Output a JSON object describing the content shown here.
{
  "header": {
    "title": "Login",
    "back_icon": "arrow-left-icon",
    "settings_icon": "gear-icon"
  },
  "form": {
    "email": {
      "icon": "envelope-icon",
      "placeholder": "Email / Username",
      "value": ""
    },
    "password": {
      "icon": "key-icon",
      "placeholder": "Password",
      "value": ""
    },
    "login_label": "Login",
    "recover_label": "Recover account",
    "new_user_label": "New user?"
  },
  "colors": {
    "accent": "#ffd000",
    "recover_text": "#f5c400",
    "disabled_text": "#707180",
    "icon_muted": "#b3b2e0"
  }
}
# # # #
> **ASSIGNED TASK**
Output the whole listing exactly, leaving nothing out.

> **FINAL ANSWER**
Output a JSON object describing the content shown here.
{
  "header": {
    "title": "Login",
    "back_icon": "arrow-left-icon",
    "settings_icon": "gear-icon"
  },
  "form": {
    "email": {
      "icon": "envelope-icon",
      "placeholder": "Email / Username",
      "value": ""
    },
    "password": {
      "icon": "key-icon",
      "placeholder": "Password",
      "value": ""
    },
    "login_label": "Login",
    "recover_label": "Recover account",
    "new_user_label": "New user?"
  },
  "colors": {
    "accent": "#ffd000",
    "recover_text": "#f5c400",
    "disabled_text": "#707180",
    "icon_muted": "#b3b2e0"
  }
}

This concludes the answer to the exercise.